Planning opportunities with non-registered assets
For clients who hold shares of Canadian corporations in a brokerage account outside of Canada, consider moving them back to a Canadian account. For those who hold shares of foreign corporations directly (including through an SMA) consider purchasing mutual or segregated funds with a similar investment mandate. In both cases, these assets would no longer be considered SFP and wouldn’t have to be included on Form T1135. Furthermore, if the total cost amount of one’s SFP now falls below $100,000 the form doesn’t have to be filed at all.
1 Certain exceptions to this rule include (but are not limited to) individual immigrants to Canada in the first year they become a Canadian resident (unless they were previously a resident in Canada), mutual fund trusts and corporations and non-resident owned corporations. 2 For a foreign life insurance policy, the cost amount would follow the normal rules for determining the “adjusted cost basis” of a life insurance policy for Canadian tax purposes. For more information, see AAMOT June 2014 “Foreign Life Insurance and T1135 Reporting”. 3 The cost amount of the stock options or restricted stock units (RSUs) is frequently nil since they are usually granted at no cost to the employee. If the total cost amount of the employee’s other foreign property is less than $100,000, the threshold is not met and no T1135 reporting is required. However, if the total cost amount of the employee’s other foreign property exceeds the $100,000, then the stock options and RSUs would need to be declared on the T1135 Form even though the cost amount is nil.
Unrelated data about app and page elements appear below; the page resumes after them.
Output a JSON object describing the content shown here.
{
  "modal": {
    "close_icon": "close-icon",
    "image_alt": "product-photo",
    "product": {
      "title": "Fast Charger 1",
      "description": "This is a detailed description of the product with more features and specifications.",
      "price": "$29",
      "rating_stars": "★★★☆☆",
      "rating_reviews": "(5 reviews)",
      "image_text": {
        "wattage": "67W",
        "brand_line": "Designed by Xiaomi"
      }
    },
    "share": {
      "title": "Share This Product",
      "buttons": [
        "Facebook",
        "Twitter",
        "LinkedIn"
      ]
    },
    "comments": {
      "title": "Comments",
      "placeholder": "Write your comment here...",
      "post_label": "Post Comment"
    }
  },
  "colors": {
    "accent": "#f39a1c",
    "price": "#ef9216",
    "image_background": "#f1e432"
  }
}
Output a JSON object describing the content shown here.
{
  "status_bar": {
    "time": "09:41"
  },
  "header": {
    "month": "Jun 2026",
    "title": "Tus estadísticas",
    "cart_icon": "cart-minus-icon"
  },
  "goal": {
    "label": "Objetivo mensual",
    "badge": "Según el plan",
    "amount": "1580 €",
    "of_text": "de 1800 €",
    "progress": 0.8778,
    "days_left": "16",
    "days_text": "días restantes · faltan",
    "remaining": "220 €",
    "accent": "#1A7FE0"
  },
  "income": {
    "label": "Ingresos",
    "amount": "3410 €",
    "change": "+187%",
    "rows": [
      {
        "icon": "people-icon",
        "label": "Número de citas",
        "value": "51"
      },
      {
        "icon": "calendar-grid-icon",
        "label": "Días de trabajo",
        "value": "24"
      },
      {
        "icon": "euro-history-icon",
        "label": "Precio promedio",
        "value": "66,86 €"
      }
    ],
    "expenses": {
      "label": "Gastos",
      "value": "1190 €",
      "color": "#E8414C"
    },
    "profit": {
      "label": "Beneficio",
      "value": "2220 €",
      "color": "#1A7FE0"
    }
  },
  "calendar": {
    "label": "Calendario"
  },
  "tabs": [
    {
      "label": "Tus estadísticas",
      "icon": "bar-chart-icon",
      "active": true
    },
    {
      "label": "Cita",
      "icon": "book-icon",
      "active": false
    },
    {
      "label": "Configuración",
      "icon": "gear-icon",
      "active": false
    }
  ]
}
The commentary in this publication is for general information only and should not be considered investment or tax advice to any party. Individuals should seek the advice of professionals to ensure that any action taken with respect to this information is appropriate to their specific situation. Manulife, Manulife Investment Management, the Stylized M Design, and Manulife Investment Management & Stylized M Design are trademarks of The Manufacturers Life Insurance Company and are used by it, and by its affiliates under license.